* WORK REQUIRED
Every line of the entries that holds the word "name" is to be copied.

* DATASET EXTRACT

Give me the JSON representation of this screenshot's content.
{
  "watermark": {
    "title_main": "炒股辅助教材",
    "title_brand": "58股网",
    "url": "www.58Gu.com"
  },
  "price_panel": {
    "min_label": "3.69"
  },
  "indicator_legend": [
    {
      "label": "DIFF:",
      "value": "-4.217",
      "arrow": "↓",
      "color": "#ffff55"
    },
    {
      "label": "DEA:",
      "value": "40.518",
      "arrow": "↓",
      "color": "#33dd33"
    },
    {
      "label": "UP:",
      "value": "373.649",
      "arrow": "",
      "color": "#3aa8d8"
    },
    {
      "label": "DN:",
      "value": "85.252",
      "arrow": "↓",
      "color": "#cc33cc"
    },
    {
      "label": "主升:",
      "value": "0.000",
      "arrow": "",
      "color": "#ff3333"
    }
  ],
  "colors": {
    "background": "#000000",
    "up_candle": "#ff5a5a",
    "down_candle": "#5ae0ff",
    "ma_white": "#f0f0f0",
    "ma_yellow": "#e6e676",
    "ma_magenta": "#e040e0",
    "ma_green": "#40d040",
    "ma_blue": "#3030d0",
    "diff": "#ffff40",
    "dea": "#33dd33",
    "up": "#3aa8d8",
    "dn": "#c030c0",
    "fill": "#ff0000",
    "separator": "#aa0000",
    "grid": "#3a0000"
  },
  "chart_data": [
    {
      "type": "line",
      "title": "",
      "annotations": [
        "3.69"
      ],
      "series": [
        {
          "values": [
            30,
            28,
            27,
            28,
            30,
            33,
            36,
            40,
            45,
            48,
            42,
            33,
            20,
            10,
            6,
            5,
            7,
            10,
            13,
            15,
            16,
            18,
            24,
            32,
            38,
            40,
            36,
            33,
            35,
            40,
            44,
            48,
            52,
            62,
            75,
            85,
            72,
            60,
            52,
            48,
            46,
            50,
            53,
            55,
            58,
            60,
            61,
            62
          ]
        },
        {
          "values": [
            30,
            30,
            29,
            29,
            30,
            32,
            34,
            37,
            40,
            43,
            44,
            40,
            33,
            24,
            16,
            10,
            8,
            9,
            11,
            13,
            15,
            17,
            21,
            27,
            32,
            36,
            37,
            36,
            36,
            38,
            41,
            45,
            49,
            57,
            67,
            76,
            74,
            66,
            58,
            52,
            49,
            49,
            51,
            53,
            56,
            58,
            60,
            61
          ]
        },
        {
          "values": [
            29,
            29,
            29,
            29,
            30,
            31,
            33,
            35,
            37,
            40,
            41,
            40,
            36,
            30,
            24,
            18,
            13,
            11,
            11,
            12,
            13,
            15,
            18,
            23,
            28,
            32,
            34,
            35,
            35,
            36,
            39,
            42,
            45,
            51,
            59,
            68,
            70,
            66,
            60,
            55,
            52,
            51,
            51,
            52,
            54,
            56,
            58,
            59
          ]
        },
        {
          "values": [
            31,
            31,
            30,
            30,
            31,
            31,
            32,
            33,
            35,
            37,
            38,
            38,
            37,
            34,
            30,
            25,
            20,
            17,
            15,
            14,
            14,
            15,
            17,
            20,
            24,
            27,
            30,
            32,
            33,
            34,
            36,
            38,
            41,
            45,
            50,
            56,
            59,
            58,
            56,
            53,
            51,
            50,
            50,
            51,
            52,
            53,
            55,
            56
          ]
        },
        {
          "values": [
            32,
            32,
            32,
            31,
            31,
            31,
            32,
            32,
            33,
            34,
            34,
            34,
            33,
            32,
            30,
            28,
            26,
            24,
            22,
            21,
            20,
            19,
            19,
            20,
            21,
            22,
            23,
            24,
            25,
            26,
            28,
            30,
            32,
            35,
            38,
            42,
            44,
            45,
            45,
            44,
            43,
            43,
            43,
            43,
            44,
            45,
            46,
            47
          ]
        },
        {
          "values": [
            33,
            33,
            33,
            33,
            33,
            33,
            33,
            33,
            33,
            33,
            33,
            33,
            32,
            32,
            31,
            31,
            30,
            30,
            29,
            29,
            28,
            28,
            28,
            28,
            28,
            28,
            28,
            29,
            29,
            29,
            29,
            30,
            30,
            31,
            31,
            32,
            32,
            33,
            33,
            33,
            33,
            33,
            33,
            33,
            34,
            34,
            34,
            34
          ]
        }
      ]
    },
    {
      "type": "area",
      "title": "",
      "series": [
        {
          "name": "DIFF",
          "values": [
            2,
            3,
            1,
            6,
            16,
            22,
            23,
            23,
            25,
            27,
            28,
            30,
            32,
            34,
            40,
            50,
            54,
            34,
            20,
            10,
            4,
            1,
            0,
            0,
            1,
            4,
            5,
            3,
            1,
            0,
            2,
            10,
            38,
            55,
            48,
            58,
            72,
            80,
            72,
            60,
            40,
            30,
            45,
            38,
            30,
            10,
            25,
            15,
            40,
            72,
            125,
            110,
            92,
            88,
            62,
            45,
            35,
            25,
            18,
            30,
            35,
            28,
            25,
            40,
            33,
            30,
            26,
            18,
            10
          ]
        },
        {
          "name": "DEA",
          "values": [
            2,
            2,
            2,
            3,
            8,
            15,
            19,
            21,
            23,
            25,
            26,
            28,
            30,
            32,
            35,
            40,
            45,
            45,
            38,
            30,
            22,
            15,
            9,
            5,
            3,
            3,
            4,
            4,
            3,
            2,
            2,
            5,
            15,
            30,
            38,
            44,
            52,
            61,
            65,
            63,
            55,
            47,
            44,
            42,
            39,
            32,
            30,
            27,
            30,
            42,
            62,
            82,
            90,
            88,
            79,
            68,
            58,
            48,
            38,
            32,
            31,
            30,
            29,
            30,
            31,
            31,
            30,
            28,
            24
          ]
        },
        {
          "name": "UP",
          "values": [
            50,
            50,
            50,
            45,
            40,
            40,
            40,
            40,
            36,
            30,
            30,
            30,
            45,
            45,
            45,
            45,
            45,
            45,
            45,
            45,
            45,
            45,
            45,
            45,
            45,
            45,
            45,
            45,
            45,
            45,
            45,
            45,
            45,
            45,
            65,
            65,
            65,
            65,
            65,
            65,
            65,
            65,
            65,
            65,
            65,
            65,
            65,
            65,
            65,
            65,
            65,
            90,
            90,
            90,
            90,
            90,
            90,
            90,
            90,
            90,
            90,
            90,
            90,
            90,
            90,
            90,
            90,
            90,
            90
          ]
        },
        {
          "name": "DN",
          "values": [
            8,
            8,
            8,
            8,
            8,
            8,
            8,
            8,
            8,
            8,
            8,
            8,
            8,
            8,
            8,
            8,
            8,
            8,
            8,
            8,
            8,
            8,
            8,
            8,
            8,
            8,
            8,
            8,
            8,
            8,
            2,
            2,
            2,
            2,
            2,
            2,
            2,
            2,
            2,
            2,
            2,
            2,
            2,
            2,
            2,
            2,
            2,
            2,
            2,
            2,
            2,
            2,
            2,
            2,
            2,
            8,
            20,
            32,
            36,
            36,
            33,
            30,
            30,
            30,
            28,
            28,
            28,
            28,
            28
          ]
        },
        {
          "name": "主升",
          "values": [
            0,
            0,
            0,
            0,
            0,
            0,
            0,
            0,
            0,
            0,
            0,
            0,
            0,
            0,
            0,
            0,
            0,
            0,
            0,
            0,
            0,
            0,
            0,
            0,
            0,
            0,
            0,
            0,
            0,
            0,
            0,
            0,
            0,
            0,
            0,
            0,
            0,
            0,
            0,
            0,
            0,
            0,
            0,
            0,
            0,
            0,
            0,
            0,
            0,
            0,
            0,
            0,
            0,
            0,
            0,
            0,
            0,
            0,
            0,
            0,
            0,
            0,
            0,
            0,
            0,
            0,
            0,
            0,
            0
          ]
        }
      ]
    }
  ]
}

* SOLUTION TO THIS PROBLEM
          "name": "DIFF",
          "name": "DEA",
          "name": "UP",
          "name": "DN",
          "name": "主升",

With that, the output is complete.